(Today I’m going to the university on foot.)

Завдання 3

The sentences below describe Ivan’s somewhat complicated commute to work. First, select the most appropriate verb of motion to use in each sentence. Then number the sentences in the order that most likely reflects the sequence of actions in Ivan’s commute.  Hint: The image below shows the first means of transportation that Ivan uses.

group of people boarding a bus

Завдання 4

Complete the caption for each image by selecting the correct verb form and destination.

man and woman wearing backpack approaching large stone building
1
four wheeler on snowy forest road
2
people standing outside metro car
3
person holding map with mountains in background
4
Цікаво!

In discussions of going to events or some cultural places (such as теа́тр), when it is not important to indicate how exactly one is getting there, the verb іти́ is commonly used (even if in reality one would be going by vehicle there):

Миро́н іде́ на конце́рт.
(Myron is going to a concert.)

However, if the event or the destination is in a different town or a different part of the country (and thus, clearly not within walking distance), the verb їха́ти (or леті́ти = to fly)  must be used:

Хло́пці ї́дуть у Філаде́льфію на футбо́льний матч.
(The guys are going to Philadelphia for a soccer game.)

Завдання 5

Complete the sentences below with the most appropriate verbs of motion and destinations from the bank.

Цікаво!

Just like in English, the present-tense forms of the “going” verbs can refer to future events that have been planned and will definitely happen:

За́втра я іду́ на вече́рю до батькі́в.
(Tomorrow I’m going to my parents’ for dinner.)

В субо́ту ми ї́демо в Ха́рків.
(On Saturday we are going to Kharkiv.)

Завдання 6

Complete each question about future plans by selecting the most appropriate ending.

Завдання 7

Read the conversation between two friends and mark all the forms of the verbs іти́ and ї́хати. Then answer the questions that follow.

Важли́во!

The verb іти́ has irregular past-tense forms that have to be memorized:

він ішо́в
вона́ ішла́
воно́ ішло́
вони́ ішли́

By contrast, the past-tense forms of ї́хати are regular: ї́хав, ї́хала, ї́хало, ї́хали. In the past tense, both of these verbs refer to “going” that was in progress at some point in the past.

Both іти́ and ї́хати have regular future-tense forms, either with бу́ти or the synthetic ones:

За́втра в цей час я бу́ду ї́хати (=ї́хатиму) по́тягом в Оде́су.
(At this time tomorrow I will be going by train to Odesa.)

Завдання 8

Complete the sentences with the appropriate forms of motion verbs from the bank. Then answer the question that follows.

Мовний пазл

Look through the activities you have just completed and choose the correct statements to summarize what you have learned.
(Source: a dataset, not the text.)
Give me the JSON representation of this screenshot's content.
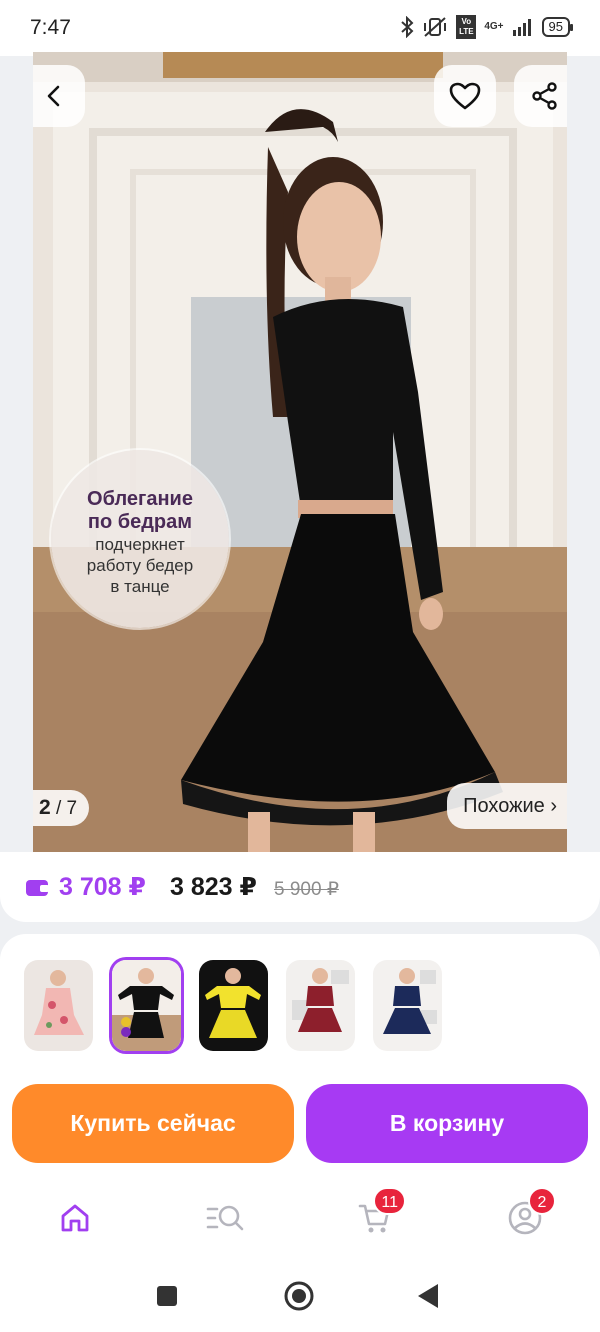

А тепер тест!

Complete the dialogue below by providing the appropriate forms of іти́ and ї́хати. Pay close attention to the context to figure out which verb to use and in what tense, person, and number to put it.